Going to the Mattresses

To prepare for a lengthy war between mafia families by housing their soldiers in small, secure apartments.

In front of a friendly, conservative crowd in Red Deer, Premier Kenney set out his list of grievances with federal energy policy, outlined the Alberta government’s resistance and announced further actions to combat the federal government’s attack on the oil and gas industry.

Sir Frederick Haultain

The speech was a bit of a stem-winder.  Although he didn’t mention Louis Riel (the granddaddy of western alienation), he did quote Haultian, The Premier of the Northwest Territories before 1905. The history review also made a whistle stop to remind the audience of the Lougheed – Elder Trudeau battle of the National Energy Program.  The central point was to remind everyone that western disaffections with Ottawa was hardly a new phenomenon.

The speech recast the central problem as the federal government failing to honor the constitution. And moreover, the Trudeau government has also failed to fairly support Canada’s economic union.

In 1982, Western provinces (led by Peter Lougheed and Merv Leitch) negotiated a clause in the constitution (92A) that provided provincial jurisdiction over most resource taxation and resource management.  Provincial jurisdiction is not completely unfettered; but the fundamentals of control of resource development remain with the provinces.

Kenney contends that the Trudeau government is contravening the constitution or acting in bad faith related to provincial rights with oppressive policies:

  • The federal carbon tax
  • Bill C69 environmental regulations
  • Bill C48 eliminating West Coast access for bitumen
  • Expanded methane emission regulations
  • New fuel standards.

He further argues that Trudeau failed to uphold federal powers to support the constitution and the economic union by:

  • Cancelling Northern Gateway as part of a bargain with environmental interests
  • Allowing Quebec and BC a ‘de facto veto’ over interprovincial pipelines
  • Failing to use federal powers to further free trade within Canada.

And while he was on a roll, Kenney claimed the federal indifference to resource development issues like Mountain Pine Beetle, Species at Risk, and foreign trade issues related to softwood lumber, canola and pork.

Having described the cause of western angst he described the to do list he thought the federal government ought to get busy with right away:

  • Provide a firm guarantee that the TransMountain pipeline would be completed
  • Remove the cap on a program called the Fiscal Stabilization Program so that Alberta would receive $1.75 billion instead of $250 million. (this program acts as a backstop for provinces that experience severe revenue losses).
  • Establish a flow-through share tax incentive that would apply to carbon capture and storage, abandoned well reclamation and industrial GHG emissions.
  • Abandon implementation of Bill C48 (West Coast tanker ban) and change federal regulations related to the new environmental agency.
  • Address the Equalization Program’s formula.

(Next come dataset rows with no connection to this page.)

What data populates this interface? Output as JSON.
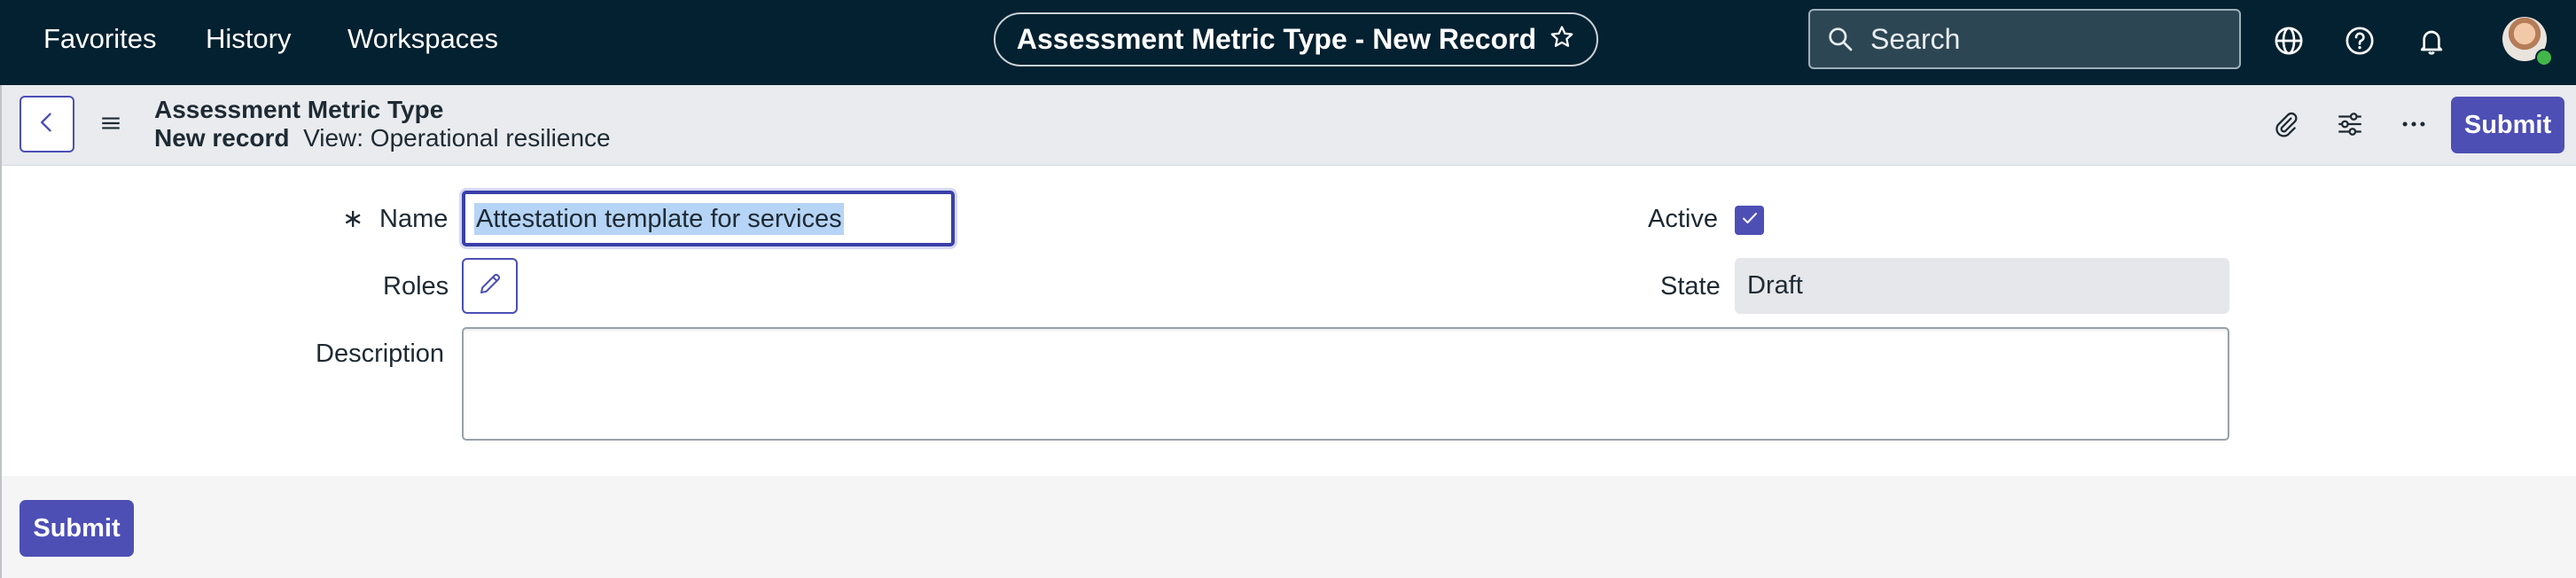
{
  "nav": {
    "favorites": "Favorites",
    "history": "History",
    "workspaces": "Workspaces",
    "page_title": "Assessment Metric Type - New Record",
    "search_placeholder": "Search"
  },
  "header": {
    "table_label": "Assessment Metric Type",
    "record_state": "New record",
    "view_label": "View: Operational resilience",
    "submit_label": "Submit"
  },
  "form": {
    "name_label": "Name",
    "name_value": "Attestation template for services",
    "roles_label": "Roles",
    "description_label": "Description",
    "description_value": "",
    "active_label": "Active",
    "active_checked": true,
    "state_label": "State",
    "state_value": "Draft",
    "mandatory_marker": "∗"
  },
  "footer": {
    "submit_label": "Submit"
  },
  "colors": {
    "topbar": "#032130",
    "accent": "#4d4fb5",
    "presence": "#43b649"
  },
  "icons": [
    "star-icon",
    "search-icon",
    "globe-icon",
    "help-icon",
    "bell-icon",
    "back-icon",
    "menu-icon",
    "paperclip-icon",
    "settings-sliders-icon",
    "more-icon",
    "pencil-icon",
    "check-icon"
  ]
}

After he paused for breath, Kenney announced the formation of a citizen’s panel to explore a number of mechanisms that might make the province more autonomous:

  • Establish a provincial tax collection agency for provincial taxes and perhaps even collect federal taxes within the province.
  • Create an Alberta Pension Plan and withdraw from the Canada Pension Plan.
  • Establish a provincial police force.
  • Increase Alberta’s representation in treaty negotiations that effect Alberta’s interests.
  • Ensure municipalities and government entities get provincial approval before entering into agreements with the federal government.
  • Appoint a Chief Firearms Office for Alberta.
  • Withdraw from federal cost share programs in favour of cash to the province.
  • Take tax points instead of federal cash transfers from the Canada Health and Social Transfers.
  • Establish a provincial constitution.

Many of these ideas come out of the ‘way back machine’ of a so called “Firewall Letter” from 15 years ago.  The old ‘firewall’ ideas are largely un-economic, but they still warm the hearts of many Alberta conservatives. Some believe that paying an extra premium for autonomy is justified.

And severely normal Albertans will notice none of these initiatives by themselves addresses the two root causes of Albertans’ anger.  

So, what does all this mean?

By framing the issues within a constitutional or economic union context, Kenney lays the blame squarely on the shoulders of the federal government. The to do list is his opening position for negotiations with the federal government.

It isn’t yet clear to severely normal Albertans what the end game is for the Panel’s work:

  • A lever to push the federal government to take Western concerns seriously?
  • A way to contain and manage western separation sentiments? 
  • A step toward a different relationship in Canada?
  • The groundwork for separation?